“It will be a restaurant for everybody in the city,” Puck said, telling the board that he envisions a casual, more affordable cafe, an upscale dining room and an ice cream shop for families to drop in.
Puck’s restaurant empire started 36 years ago when he opened Spago in West Hollywood. “Last year was our best year yet,” he said, pointing to continuity in operations — Spago, now in Beverly Hills, is still a top dining draw — as a reason to choose him to take over the site.
The restaurateur said it was his “lifelong dream” to work with Gehry, whose architectural landmarks include the Walt Disney Concert Hall in downtown Los Angeles and the Guggenheim Museum in Bilbao, Spain.
Puck shared preliminary conceptual drawings for the project showing a long, light-toned structure lying along the highway that connects three distinct window-walled sections opening onto the beach side of the property. Early plans for the 2.8-acre site include casual dining areas serving a changing menu of locally-sourced, farm-to-table cuisine, a lounge, rooftop bar, public deck, small retailers including an ice cream shop, and a monument to Gladstones.
Supervisor Sheila Kuehl, who represents the Third District where the Pacific Palisades landmark is located, hailed the board’s 3-1 vote.
“Two local icons, chef Wolfgang Puck and architect Frank Gehry, are offering to combine forces with L.A. County to reimagine one of our legendary landmarks and transform it into a world-class, must-see, must-eat dining destination,” Kuehl said.
Supervisor Kathryn Barger, the lone dissenter, objected because of concerns raised by another bidder, who claimed there were flaws in the selection process and urged the board to delay the vote until all members were present.
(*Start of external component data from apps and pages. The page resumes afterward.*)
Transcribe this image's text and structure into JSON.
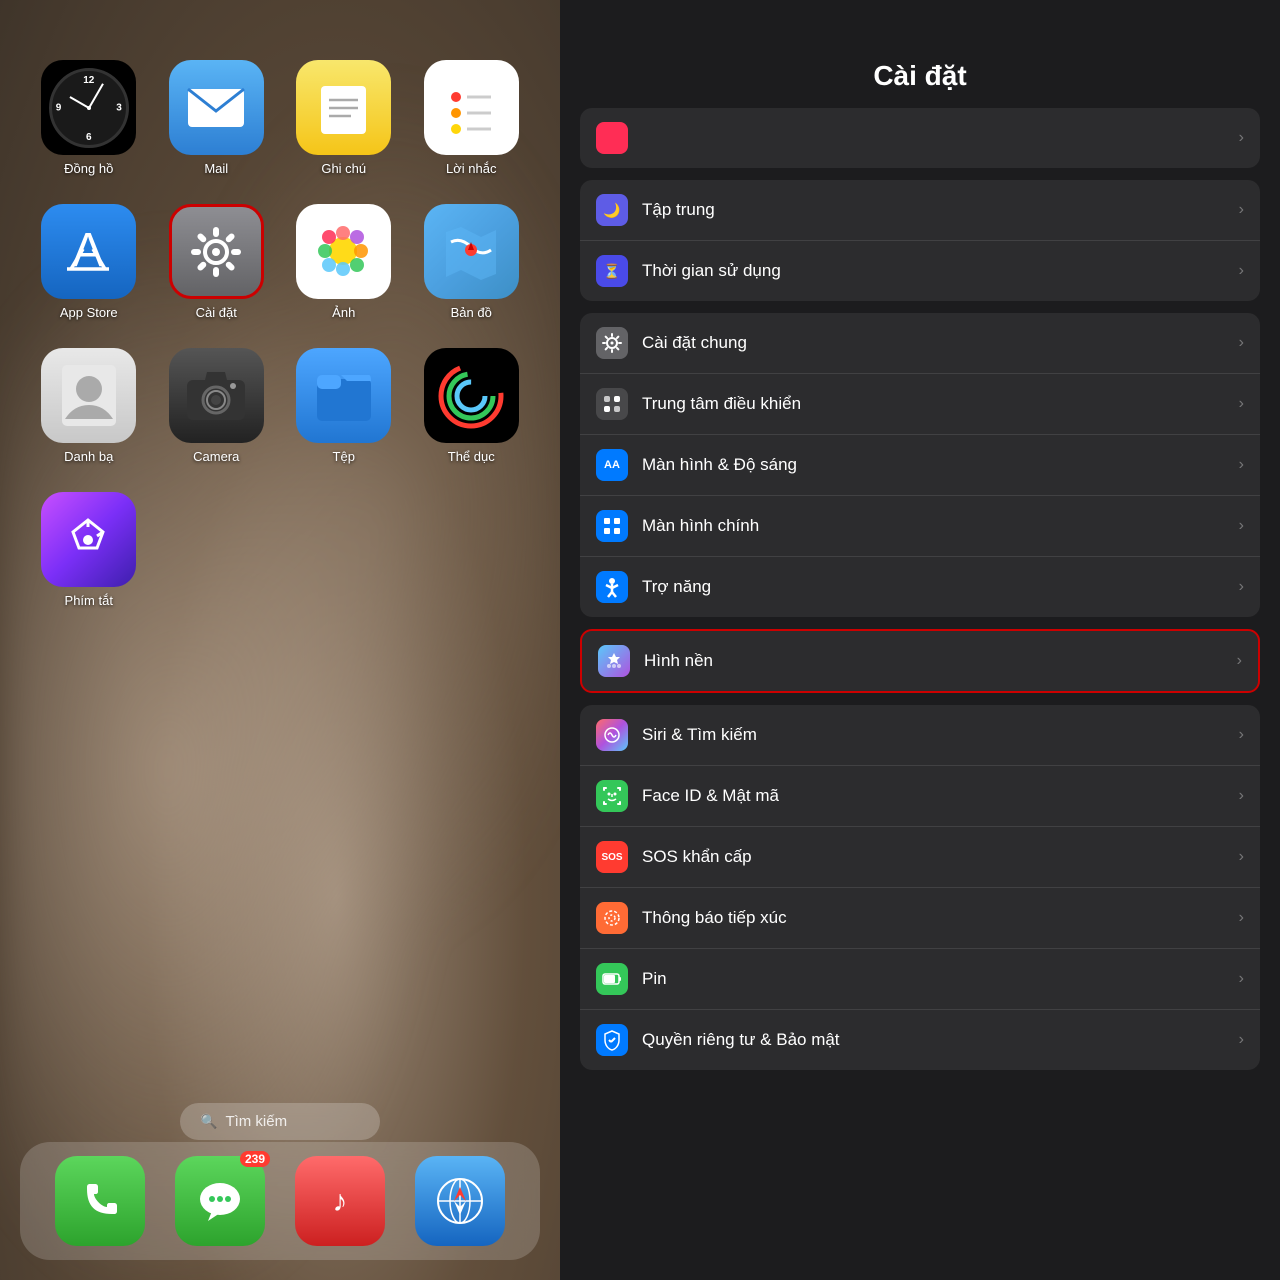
{
  "left": {
    "apps_row1": [
      {
        "id": "clock",
        "label": "Đồng hồ"
      },
      {
        "id": "mail",
        "label": "Mail"
      },
      {
        "id": "notes",
        "label": "Ghi chú"
      },
      {
        "id": "reminders",
        "label": "Lời nhắc"
      }
    ],
    "apps_row2": [
      {
        "id": "appstore",
        "label": "App Store"
      },
      {
        "id": "settings",
        "label": "Cài đặt"
      },
      {
        "id": "photos",
        "label": "Ảnh"
      },
      {
        "id": "maps",
        "label": "Bản đồ"
      }
    ],
    "apps_row3": [
      {
        "id": "contacts",
        "label": "Danh bạ"
      },
      {
        "id": "camera",
        "label": "Camera"
      },
      {
        "id": "files",
        "label": "Tệp"
      },
      {
        "id": "fitness",
        "label": "Thể dục"
      }
    ],
    "apps_row4": [
      {
        "id": "shortcuts",
        "label": "Phím tắt"
      }
    ],
    "search_placeholder": "Tìm kiếm",
    "dock": [
      {
        "id": "phone",
        "label": ""
      },
      {
        "id": "messages",
        "label": "",
        "badge": "239"
      },
      {
        "id": "music",
        "label": ""
      },
      {
        "id": "safari",
        "label": ""
      }
    ]
  },
  "right": {
    "title": "Cài đặt",
    "group_top_partial": [
      {
        "icon": "pink-circle",
        "label": "",
        "partial": true
      }
    ],
    "group1": [
      {
        "icon": "moon",
        "label": "Tập trung",
        "color": "ic-purple"
      },
      {
        "icon": "hourglass",
        "label": "Thời gian sử dụng",
        "color": "ic-indigo"
      }
    ],
    "group2": [
      {
        "icon": "gear",
        "label": "Cài đặt chung",
        "color": "ic-gray"
      },
      {
        "icon": "toggle",
        "label": "Trung tâm điều khiển",
        "color": "ic-dark-gray"
      },
      {
        "icon": "AA",
        "label": "Màn hình & Độ sáng",
        "color": "ic-aa-blue"
      },
      {
        "icon": "grid",
        "label": "Màn hình chính",
        "color": "ic-blue"
      },
      {
        "icon": "accessibility",
        "label": "Trợ năng",
        "color": "ic-blue"
      }
    ],
    "group3_highlighted": [
      {
        "icon": "snowflake",
        "label": "Hình nền",
        "color": "ic-wallpaper",
        "highlighted": true
      }
    ],
    "group4": [
      {
        "icon": "siri",
        "label": "Siri & Tìm kiếm",
        "color": "ic-siri"
      },
      {
        "icon": "faceid",
        "label": "Face ID & Mật mã",
        "color": "ic-faceid"
      },
      {
        "icon": "sos",
        "label": "SOS khẩn cấp",
        "color": "ic-sos"
      },
      {
        "icon": "exposure",
        "label": "Thông báo tiếp xúc",
        "color": "ic-exposure"
      },
      {
        "icon": "battery",
        "label": "Pin",
        "color": "ic-battery"
      },
      {
        "icon": "privacy",
        "label": "Quyền riêng tư & Bảo mật",
        "color": "ic-privacy"
      }
    ]
  }
}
Supervisor Mark Ridley-Thomas was out of town.
Department of Beaches and Harbors Director Gary Jones assured the board that the process followed all applicable rules and that the losing bidder was ranked significantly the winning bidder — the newly formed PCH Beach Associates, LLC, which is comprised of Puck; Cast Iron Partners, LLC, which will finance the project; and Tellefsen Investments Inc., which will develop and build it.
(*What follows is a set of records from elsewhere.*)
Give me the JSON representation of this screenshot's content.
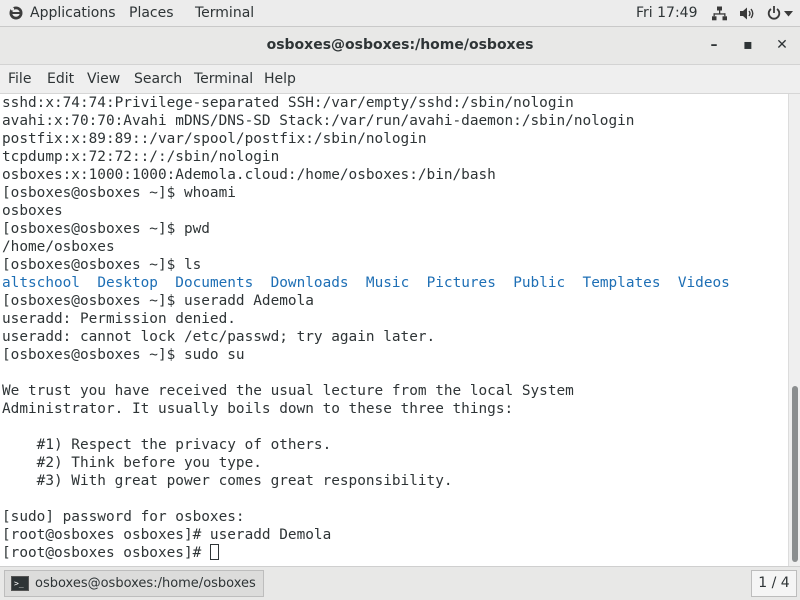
{
  "topbar": {
    "applications": "Applications",
    "places": "Places",
    "terminal": "Terminal",
    "clock": "Fri 17:49",
    "icons": [
      "network-icon",
      "volume-icon",
      "power-icon"
    ]
  },
  "window": {
    "title": "osboxes@osboxes:/home/osboxes",
    "minimize": "–",
    "maximize": "▪",
    "close": "✕"
  },
  "menubar": {
    "items": [
      "File",
      "Edit",
      "View",
      "Search",
      "Terminal",
      "Help"
    ]
  },
  "terminal": {
    "lines": [
      "sshd:x:74:74:Privilege-separated SSH:/var/empty/sshd:/sbin/nologin",
      "avahi:x:70:70:Avahi mDNS/DNS-SD Stack:/var/run/avahi-daemon:/sbin/nologin",
      "postfix:x:89:89::/var/spool/postfix:/sbin/nologin",
      "tcpdump:x:72:72::/:/sbin/nologin",
      "osboxes:x:1000:1000:Ademola.cloud:/home/osboxes:/bin/bash",
      "[osboxes@osboxes ~]$ whoami",
      "osboxes",
      "[osboxes@osboxes ~]$ pwd",
      "/home/osboxes",
      "[osboxes@osboxes ~]$ ls",
      "",
      "[osboxes@osboxes ~]$ useradd Ademola",
      "useradd: Permission denied.",
      "useradd: cannot lock /etc/passwd; try again later.",
      "[osboxes@osboxes ~]$ sudo su",
      "",
      "We trust you have received the usual lecture from the local System",
      "Administrator. It usually boils down to these three things:",
      "",
      "    #1) Respect the privacy of others.",
      "    #2) Think before you type.",
      "    #3) With great power comes great responsibility.",
      "",
      "[sudo] password for osboxes:",
      "[root@osboxes osboxes]# useradd Demola",
      "[root@osboxes osboxes]# "
    ],
    "ls_output": [
      "altschool",
      "Desktop",
      "Documents",
      "Downloads",
      "Music",
      "Pictures",
      "Public",
      "Templates",
      "Videos"
    ],
    "dir_color": "#1e6fb5",
    "text_color": "#2e3436"
  },
  "taskbar": {
    "task_label": "osboxes@osboxes:/home/osboxes",
    "workspace": "1 / 4"
  }
}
A summary prepared for the board cited the group’s operations and construction experience, along with financial strength, as evidence of its ability to deliver as promised.
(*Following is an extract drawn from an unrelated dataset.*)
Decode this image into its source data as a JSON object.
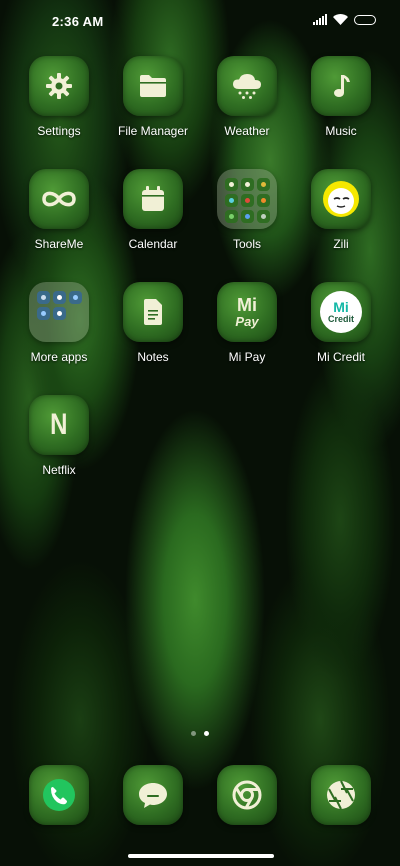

Jones and his department were given the authority to spend 90 days negotiating an agreement with PCH Beach Associates, with an option to extend those discussions for another two months.
Sunset at Ocean Partners, LLC, the second-ranked proposer, will “stay close to the process,” partner Nick Buford told City News Service outside the board meeting.
The minority-owned group protested the selection process in a letter to the board dated March 23 citing “blatant legal errors” and accusing the county of being so “dazzled” by Puck and Gehry’s celebrity status that it violated state laws designed to guarantee impartiality.
“Even celebrities must follow the rules,” Greg Plummer of Sunset at Ocean Partners told the board.
Buford and Plummer said their “highly curated” concept was developed in partnership with Alan Jackson, founder of the California-based Lemonade chain; Westside Rentals founder Mark Verge; nightlife entrepreneur Cedd Moses; and Los Angeles restaurateurs Neal and Amy Fraser of Redbird.
“Sunset aims to create a dining and entertainment destination that is focused on the future of L.A. County, rather than relying solely on icons of the past,” the group’s attorneys wrote the board, noting that Sunset also offered to pay rent from day one, while PCH Beach Associates asked for a 50 percent credit on the first 15 years of rent.
But the county dismissed their concept as a “food court,” Buford said, despite similarities in the two proposals.
“If you were to put our name on their proposal, I don’t think it would be the same outcome,” Plummer said.
The group is calling on the county to release the names of the independent reviewers who ranked the bids.
The competitive process began in April 2017 and a total of four bidders responded by the September 2017 deadline.
Kuehl helped pass legislation that allowed the county to extend the concession agreement to 50 years. Such agreements on state land are typically capped at 20 years, which in turn had limited the total investment anyone was willing to make on the site.
Gladstones will continue to operate under a two- to five-year agreement until the execution of a concession contract with PCH Beach Associates, a further step in the process that is slated to take place within 18 months of the initial agreement.
Kuehl said she was already looking forward to seeing the project take shape, calling it an “exciting synergy of talent, cultural and culinary work.